Air India has de-rostered the two pilots of the Riyadh-bound Air India plane to make them available for inquiry into Friday’s incident in which one engine caught fire when the aircraft was taxiing for take-off at the Mumbai airport.Updated: Sep 06, 2009, 02:01 IST
Air India has de-rostered the two pilots of the Riyadh-bound Air India plane to make them available for inquiry into Friday’s incident in which one engine caught fire when the aircraft was taxiing for take-off at the Mumbai airport.
“A preliminary inquiry by the DGCA (Directorate General of Civil Aviation) is going on. They have asked us to ensure availability of the two pilots and we have agreed,” an Air India spokesperson said.

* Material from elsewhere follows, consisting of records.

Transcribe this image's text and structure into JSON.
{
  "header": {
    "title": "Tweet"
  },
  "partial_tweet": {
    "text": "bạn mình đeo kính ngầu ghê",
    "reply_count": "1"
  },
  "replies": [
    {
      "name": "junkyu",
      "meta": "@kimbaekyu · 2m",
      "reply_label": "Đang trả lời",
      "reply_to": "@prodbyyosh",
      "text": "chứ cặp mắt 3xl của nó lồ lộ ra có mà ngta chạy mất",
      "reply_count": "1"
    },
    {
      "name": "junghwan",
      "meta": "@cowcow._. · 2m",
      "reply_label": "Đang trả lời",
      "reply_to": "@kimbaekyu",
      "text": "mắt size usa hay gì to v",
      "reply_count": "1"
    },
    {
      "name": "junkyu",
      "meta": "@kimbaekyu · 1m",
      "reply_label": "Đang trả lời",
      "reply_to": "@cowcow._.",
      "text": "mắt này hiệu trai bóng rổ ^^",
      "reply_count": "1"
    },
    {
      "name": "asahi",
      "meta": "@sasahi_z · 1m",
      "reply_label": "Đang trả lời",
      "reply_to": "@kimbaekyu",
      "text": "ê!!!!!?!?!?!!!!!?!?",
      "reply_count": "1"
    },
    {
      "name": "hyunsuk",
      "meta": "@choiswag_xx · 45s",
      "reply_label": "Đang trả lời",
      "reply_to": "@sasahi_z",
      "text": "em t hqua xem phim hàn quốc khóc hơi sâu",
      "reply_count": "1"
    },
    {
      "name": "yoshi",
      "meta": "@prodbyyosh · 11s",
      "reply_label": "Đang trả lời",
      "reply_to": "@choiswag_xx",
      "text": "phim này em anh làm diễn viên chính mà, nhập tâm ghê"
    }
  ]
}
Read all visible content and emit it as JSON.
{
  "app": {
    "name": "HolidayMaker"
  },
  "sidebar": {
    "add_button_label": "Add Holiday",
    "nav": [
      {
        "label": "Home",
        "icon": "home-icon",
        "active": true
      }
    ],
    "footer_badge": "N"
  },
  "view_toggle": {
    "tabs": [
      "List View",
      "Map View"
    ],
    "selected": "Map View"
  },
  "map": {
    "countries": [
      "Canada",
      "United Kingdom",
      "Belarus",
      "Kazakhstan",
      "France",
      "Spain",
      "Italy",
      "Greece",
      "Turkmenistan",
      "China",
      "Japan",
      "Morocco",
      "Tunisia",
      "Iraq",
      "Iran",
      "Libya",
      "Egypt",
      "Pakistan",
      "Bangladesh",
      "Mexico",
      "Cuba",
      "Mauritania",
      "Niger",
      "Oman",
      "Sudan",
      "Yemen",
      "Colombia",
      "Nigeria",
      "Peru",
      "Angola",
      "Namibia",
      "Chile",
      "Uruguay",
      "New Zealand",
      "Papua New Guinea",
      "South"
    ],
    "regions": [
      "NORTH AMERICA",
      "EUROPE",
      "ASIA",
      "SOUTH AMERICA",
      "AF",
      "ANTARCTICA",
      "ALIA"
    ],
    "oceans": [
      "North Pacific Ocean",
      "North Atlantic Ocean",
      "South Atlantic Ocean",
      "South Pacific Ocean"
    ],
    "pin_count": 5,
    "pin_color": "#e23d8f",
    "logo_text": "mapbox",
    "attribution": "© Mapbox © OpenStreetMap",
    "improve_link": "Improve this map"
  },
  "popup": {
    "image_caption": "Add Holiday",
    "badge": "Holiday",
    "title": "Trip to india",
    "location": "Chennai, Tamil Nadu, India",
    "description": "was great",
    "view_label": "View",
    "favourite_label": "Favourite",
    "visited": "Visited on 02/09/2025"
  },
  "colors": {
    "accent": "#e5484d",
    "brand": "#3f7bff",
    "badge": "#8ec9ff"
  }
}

Meanwhile, preliminary investigation into fire in Air India Boeing 747-400 Riyadh-bound aircraft, certified as airworthy by DGCA two days before the incident, is likely to be completed in next couple of days.
“We have started our investigation into the incident and the preliminary findings are likely to be out over the next 2-3 days,” a DGCA source said.
The airline had on Friday de-rostered an Aircraft Maintenance Engineer who was responsible for the departure of Boeing 747-400, which had 229 people on board who were swiftly evacuated through emergency exit chutes.
One of the left side engines of the 16-year-old leased aircraft had caught fire. The immediate reaction of the pilots and the emergency services of the Mumbai airport saved the lives of the passengers.
‘Chutes were opened for ventilation’
Airport authorities defended the decision to open chutes on the side of the fire in the Air India plane here on Friday, saying it was done to ensure ventilation in the aircraft.
The clarification by Mumbai International Airport Limited (MIAL) came in the wake of criticism of the decision to open the chutes on the side of the fire exposing passengers to hazard.
A MIAL spokesperson said the passengers were evacuated from the chutes on the other side of the Boeing 747-400 aircraft as per the standard practice.